Dandridge is a jocular and engaging storyteller, and his eye for telling detail comes through in not just his pictures from his words. Talking about growing up poor in Harlem, he related how he and his mother for a time lived a single room, and could only use one shelf in a shared refrigerator in a common area. After his mother, who survived major bouts of tuberculosis, found steady work at the city’s Board of Health, the first thing she would do with each paycheck was to buy subway tokens to make sure she would be able to get to work. When Dandridge’s career took off, and she refused to believe that he could earn $2,500 for a week’s work when her annual salary was $5,000, he brought her a copy of his paycheck, and she kept that document until the day she died. “The thing I was happiest about with my career was how much it meant to mom,” Dandridge says.

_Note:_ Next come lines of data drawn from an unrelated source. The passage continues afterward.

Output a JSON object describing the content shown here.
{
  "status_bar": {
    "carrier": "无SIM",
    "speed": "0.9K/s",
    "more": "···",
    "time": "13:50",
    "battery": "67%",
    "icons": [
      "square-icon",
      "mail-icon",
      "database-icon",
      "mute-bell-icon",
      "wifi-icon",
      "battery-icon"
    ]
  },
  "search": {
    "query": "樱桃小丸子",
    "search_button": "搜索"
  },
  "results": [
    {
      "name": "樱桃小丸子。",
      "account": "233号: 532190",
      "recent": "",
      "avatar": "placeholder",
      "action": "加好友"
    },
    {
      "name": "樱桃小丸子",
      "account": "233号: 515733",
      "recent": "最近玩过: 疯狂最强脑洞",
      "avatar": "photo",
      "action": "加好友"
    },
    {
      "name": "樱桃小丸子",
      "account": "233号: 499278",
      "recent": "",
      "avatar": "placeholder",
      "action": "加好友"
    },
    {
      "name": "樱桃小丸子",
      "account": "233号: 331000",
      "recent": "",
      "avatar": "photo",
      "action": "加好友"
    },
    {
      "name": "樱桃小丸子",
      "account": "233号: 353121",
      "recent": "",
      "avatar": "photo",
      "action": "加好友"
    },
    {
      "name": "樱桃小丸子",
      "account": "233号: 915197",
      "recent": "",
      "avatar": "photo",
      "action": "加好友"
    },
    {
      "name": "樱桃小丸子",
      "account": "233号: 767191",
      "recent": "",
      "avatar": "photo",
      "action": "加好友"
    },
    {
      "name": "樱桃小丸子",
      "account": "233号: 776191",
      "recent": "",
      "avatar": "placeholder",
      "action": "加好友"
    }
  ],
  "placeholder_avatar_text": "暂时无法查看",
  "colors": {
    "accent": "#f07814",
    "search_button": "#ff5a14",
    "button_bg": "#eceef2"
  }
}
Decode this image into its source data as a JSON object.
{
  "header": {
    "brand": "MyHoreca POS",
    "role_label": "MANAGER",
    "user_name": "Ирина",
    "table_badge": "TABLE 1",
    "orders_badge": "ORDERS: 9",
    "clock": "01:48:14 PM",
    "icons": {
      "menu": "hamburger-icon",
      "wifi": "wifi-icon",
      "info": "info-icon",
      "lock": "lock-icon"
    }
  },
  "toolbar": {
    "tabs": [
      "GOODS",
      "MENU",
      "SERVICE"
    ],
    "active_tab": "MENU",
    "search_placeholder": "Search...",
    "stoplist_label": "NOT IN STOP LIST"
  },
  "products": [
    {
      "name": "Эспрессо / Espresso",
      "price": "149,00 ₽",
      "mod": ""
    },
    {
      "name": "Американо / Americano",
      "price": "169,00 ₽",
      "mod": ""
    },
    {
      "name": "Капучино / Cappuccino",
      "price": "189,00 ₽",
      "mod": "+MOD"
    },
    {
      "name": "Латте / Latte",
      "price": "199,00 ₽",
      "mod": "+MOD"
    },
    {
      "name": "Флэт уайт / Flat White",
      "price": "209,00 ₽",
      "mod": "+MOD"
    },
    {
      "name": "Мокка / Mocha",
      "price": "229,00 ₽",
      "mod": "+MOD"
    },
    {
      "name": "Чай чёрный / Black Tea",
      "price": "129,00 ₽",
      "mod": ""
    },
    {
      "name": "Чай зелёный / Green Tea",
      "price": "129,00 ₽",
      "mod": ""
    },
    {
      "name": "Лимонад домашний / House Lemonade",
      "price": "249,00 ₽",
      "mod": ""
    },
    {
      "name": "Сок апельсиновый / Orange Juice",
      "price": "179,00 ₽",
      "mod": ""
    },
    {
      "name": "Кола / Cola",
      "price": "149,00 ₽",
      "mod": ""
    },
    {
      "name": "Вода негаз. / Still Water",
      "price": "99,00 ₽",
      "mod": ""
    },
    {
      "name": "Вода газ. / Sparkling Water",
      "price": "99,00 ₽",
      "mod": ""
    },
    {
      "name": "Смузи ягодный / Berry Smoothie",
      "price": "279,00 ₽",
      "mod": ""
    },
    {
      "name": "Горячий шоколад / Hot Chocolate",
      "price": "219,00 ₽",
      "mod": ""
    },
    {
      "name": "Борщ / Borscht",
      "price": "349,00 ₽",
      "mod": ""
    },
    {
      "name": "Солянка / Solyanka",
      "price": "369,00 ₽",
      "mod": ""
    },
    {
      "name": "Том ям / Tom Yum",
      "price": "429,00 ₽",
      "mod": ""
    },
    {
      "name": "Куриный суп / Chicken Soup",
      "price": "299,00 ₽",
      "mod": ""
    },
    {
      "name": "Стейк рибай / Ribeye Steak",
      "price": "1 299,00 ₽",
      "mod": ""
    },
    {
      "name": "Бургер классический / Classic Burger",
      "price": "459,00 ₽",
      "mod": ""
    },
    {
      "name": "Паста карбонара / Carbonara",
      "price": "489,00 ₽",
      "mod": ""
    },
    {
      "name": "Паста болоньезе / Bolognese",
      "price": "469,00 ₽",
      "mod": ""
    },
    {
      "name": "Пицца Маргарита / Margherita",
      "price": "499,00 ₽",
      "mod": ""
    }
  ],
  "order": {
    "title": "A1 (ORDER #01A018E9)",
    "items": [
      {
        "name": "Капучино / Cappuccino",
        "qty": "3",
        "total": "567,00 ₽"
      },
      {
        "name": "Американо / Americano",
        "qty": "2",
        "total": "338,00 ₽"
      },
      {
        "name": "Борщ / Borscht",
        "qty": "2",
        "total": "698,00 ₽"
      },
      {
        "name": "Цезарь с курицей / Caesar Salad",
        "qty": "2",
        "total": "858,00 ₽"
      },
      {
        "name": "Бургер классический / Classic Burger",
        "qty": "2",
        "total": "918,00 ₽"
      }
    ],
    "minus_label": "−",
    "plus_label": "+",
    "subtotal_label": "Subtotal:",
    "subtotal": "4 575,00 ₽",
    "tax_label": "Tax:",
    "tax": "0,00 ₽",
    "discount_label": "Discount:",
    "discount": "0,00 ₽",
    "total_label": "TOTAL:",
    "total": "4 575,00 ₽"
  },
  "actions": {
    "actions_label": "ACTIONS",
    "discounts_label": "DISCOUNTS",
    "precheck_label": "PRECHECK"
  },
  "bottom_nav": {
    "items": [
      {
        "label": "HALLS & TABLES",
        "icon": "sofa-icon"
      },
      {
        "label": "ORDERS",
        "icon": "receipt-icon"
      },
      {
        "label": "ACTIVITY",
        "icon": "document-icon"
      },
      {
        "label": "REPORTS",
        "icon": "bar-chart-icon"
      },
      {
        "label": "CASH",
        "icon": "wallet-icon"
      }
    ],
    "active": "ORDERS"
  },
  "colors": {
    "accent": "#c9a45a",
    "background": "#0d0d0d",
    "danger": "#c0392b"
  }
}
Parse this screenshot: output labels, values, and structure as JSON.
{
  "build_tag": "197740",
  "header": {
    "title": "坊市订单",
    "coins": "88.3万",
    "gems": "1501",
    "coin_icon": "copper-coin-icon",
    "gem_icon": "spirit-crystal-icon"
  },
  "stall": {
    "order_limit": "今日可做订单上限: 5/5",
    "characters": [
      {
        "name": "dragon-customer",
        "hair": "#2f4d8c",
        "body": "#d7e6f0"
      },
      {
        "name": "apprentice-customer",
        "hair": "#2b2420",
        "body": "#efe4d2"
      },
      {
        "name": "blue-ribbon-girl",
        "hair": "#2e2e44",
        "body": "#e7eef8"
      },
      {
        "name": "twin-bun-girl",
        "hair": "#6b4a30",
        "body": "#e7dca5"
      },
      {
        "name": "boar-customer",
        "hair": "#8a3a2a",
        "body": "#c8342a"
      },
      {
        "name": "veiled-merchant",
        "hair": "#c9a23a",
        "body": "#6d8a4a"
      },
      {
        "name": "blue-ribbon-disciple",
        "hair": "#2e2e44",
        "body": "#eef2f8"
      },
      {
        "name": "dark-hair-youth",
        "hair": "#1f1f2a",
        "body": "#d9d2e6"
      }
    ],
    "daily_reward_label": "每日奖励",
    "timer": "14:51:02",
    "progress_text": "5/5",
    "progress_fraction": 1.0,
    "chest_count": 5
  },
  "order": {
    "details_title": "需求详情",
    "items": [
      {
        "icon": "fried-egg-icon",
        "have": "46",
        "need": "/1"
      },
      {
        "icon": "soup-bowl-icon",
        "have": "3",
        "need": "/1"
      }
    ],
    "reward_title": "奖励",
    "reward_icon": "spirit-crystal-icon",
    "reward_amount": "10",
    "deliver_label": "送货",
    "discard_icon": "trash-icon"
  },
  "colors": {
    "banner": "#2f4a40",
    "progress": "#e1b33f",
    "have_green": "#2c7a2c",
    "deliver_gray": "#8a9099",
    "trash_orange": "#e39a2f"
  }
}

In addition to shooting for LIFE, Dandridge worked for many other magazines, including Look, the Saturday Evening Post, and Playboy. His Playboy assignments included photographing an interview between Alex Haley and James Baldwin. That was a highlight for Dandridge, because he had worked as an assistant to James Baldwin in the days before his photography career took off (that job enabled him to upgrade to a new camera from the one he was as a Marine).
Dandridge’s photography helped pave the transition to his second career as a television writer. Dandridge had served as set photographer on a number of movies, including Jules Dassin’s Uptight and Elia Kazan’s The Arrangement. With LIFE ending its original run in 1972, and other magazine clients such as Look and The Saturday Evening Post going under, Dandridge became a fellow at the American Film Institute. His sold his first script in 1974 to the TV series Kung Fu—an episode titled Night of the Owls, Day of the Doves, about three prostitutes who inherit a hotel and try to go legit.
His television credits include episodes of The Six Million Dollar Man, The Incredible Hulk, St. Elsewhere, and he was on the writing staff of Generations, the first soap opera to feature an African-American family among its original characters.
As a man who documented so much racial struggle in the 1960s, Dandridge has found the events of recent times, with the police killings of George Floyd, Brionna Taylor and so many others, to be particularly heartbreaking. During the 1960s he had a real sense that he was witnessing the beginning of societal change in regard to race .
“It’s been sixty years and the same bullshit is still going on,” he says . “…In spite of the Obamas and the Thurgood Marshalls and the Ralph Bunches, even Malcolm X, all those people who spoke up—all of that, what has it added up to? It adds up to black people are still scared to be living in America. Sometimes I just want to cry.”
The one “pebble” of hope, he says, is the Derrick Chauvin verdict in the officer who killed George Floyd was found guilty, and the promise that cell phone cameras can help hold those who abuse their power accountable. It’s an interesting perspective from a man whose most famous photo, of Sarah Jean Collins in her hospital bed all those years ago, helped begin the accounting.